▸ **WHAT THE TASK ASKS**
Give each line of the records again exactly and omit every picture.

▸ **EXERCISE MATERIALS**
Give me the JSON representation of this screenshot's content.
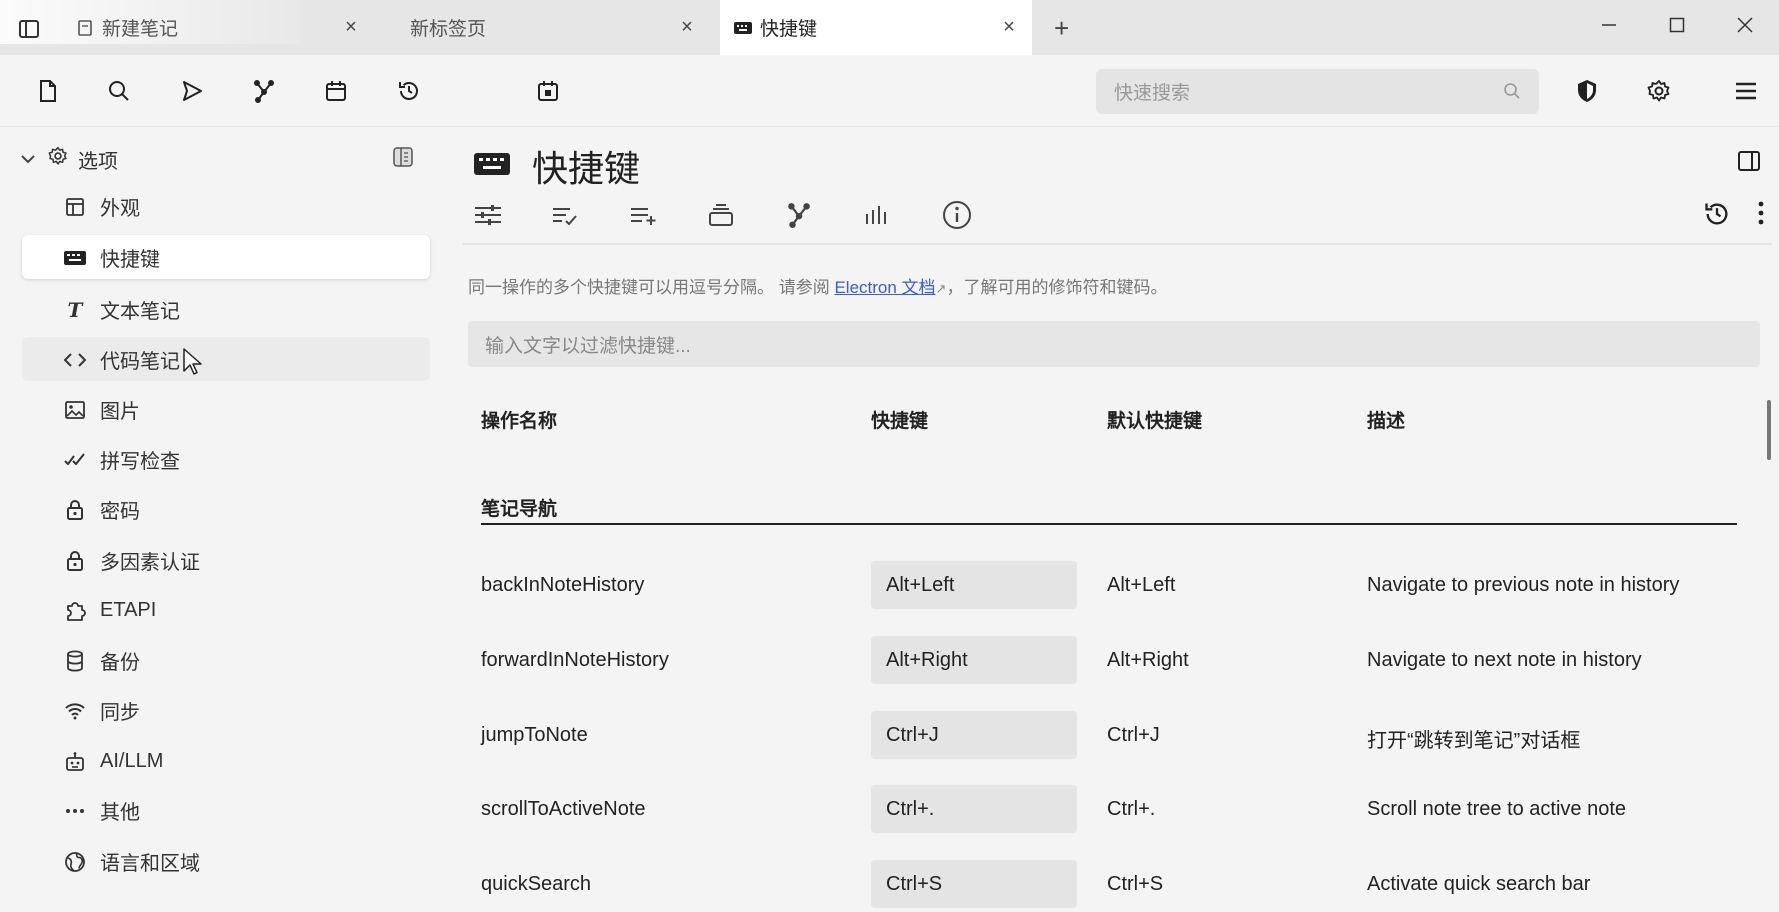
{
  "tabs": [
    {
      "label": "新建笔记"
    },
    {
      "label": "新标签页"
    },
    {
      "label": "快捷键"
    }
  ],
  "search": {
    "placeholder": "快速搜索"
  },
  "sidebar": {
    "header": "选项",
    "items": [
      {
        "label": "外观",
        "icon": "layout-icon"
      },
      {
        "label": "快捷键",
        "icon": "keyboard-icon"
      },
      {
        "label": "文本笔记",
        "icon": "text-icon"
      },
      {
        "label": "代码笔记",
        "icon": "code-icon"
      },
      {
        "label": "图片",
        "icon": "image-icon"
      },
      {
        "label": "拼写检查",
        "icon": "spellcheck-icon"
      },
      {
        "label": "密码",
        "icon": "lock-icon"
      },
      {
        "label": "多因素认证",
        "icon": "lock-icon"
      },
      {
        "label": "ETAPI",
        "icon": "puzzle-icon"
      },
      {
        "label": "备份",
        "icon": "database-icon"
      },
      {
        "label": "同步",
        "icon": "wifi-icon"
      },
      {
        "label": "AI/LLM",
        "icon": "robot-icon"
      },
      {
        "label": "其他",
        "icon": "dots-icon"
      },
      {
        "label": "语言和区域",
        "icon": "globe-icon"
      }
    ]
  },
  "main": {
    "title": "快捷键",
    "hint_before": "同一操作的多个快捷键可以用逗号分隔。 请参阅 ",
    "hint_link": "Electron 文档",
    "hint_after": "，了解可用的修饰符和键码。",
    "filter_placeholder": "输入文字以过滤快捷键...",
    "columns": [
      "操作名称",
      "快捷键",
      "默认快捷键",
      "描述"
    ],
    "section": "笔记导航",
    "rows": [
      {
        "name": "backInNoteHistory",
        "shortcut": "Alt+Left",
        "default": "Alt+Left",
        "desc": "Navigate to previous note in history"
      },
      {
        "name": "forwardInNoteHistory",
        "shortcut": "Alt+Right",
        "default": "Alt+Right",
        "desc": "Navigate to next note in history"
      },
      {
        "name": "jumpToNote",
        "shortcut": "Ctrl+J",
        "default": "Ctrl+J",
        "desc": "打开“跳转到笔记”对话框"
      },
      {
        "name": "scrollToActiveNote",
        "shortcut": "Ctrl+.",
        "default": "Ctrl+.",
        "desc": "Scroll note tree to active note"
      },
      {
        "name": "quickSearch",
        "shortcut": "Ctrl+S",
        "default": "Ctrl+S",
        "desc": "Activate quick search bar"
      }
    ]
  },
  "colors": {
    "accent_link": "#3b5bdb",
    "active_tab": "#ffffff",
    "background": "#f4f4f4"
  }
}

▸ **EXERCISE RESULT**
Give me the JSON representation of this screenshot's content.
{
  "tabs": [
    {
      "label": "新建笔记"
    },
    {
      "label": "新标签页"
    },
    {
      "label": "快捷键"
    }
  ],
  "search": {
    "placeholder": "快速搜索"
  },
  "sidebar": {
    "header": "选项",
    "items": [
      {
        "label": "外观",
        "icon": "layout-icon"
      },
      {
        "label": "快捷键",
        "icon": "keyboard-icon"
      },
      {
        "label": "文本笔记",
        "icon": "text-icon"
      },
      {
        "label": "代码笔记",
        "icon": "code-icon"
      },
      {
        "label": "图片",
        "icon": "image-icon"
      },
      {
        "label": "拼写检查",
        "icon": "spellcheck-icon"
      },
      {
        "label": "密码",
        "icon": "lock-icon"
      },
      {
        "label": "多因素认证",
        "icon": "lock-icon"
      },
      {
        "label": "ETAPI",
        "icon": "puzzle-icon"
      },
      {
        "label": "备份",
        "icon": "database-icon"
      },
      {
        "label": "同步",
        "icon": "wifi-icon"
      },
      {
        "label": "AI/LLM",
        "icon": "robot-icon"
      },
      {
        "label": "其他",
        "icon": "dots-icon"
      },
      {
        "label": "语言和区域",
        "icon": "globe-icon"
      }
    ]
  },
  "main": {
    "title": "快捷键",
    "hint_before": "同一操作的多个快捷键可以用逗号分隔。 请参阅 ",
    "hint_link": "Electron 文档",
    "hint_after": "，了解可用的修饰符和键码。",
    "filter_placeholder": "输入文字以过滤快捷键...",
    "columns": [
      "操作名称",
      "快捷键",
      "默认快捷键",
      "描述"
    ],
    "section": "笔记导航",
    "rows": [
      {
        "name": "backInNoteHistory",
        "shortcut": "Alt+Left",
        "default": "Alt+Left",
        "desc": "Navigate to previous note in history"
      },
      {
        "name": "forwardInNoteHistory",
        "shortcut": "Alt+Right",
        "default": "Alt+Right",
        "desc": "Navigate to next note in history"
      },
      {
        "name": "jumpToNote",
        "shortcut": "Ctrl+J",
        "default": "Ctrl+J",
        "desc": "打开“跳转到笔记”对话框"
      },
      {
        "name": "scrollToActiveNote",
        "shortcut": "Ctrl+.",
        "default": "Ctrl+.",
        "desc": "Scroll note tree to active note"
      },
      {
        "name": "quickSearch",
        "shortcut": "Ctrl+S",
        "default": "Ctrl+S",
        "desc": "Activate quick search bar"
      }
    ]
  },
  "colors": {
    "accent_link": "#3b5bdb",
    "active_tab": "#ffffff",
    "background": "#f4f4f4"
  }
}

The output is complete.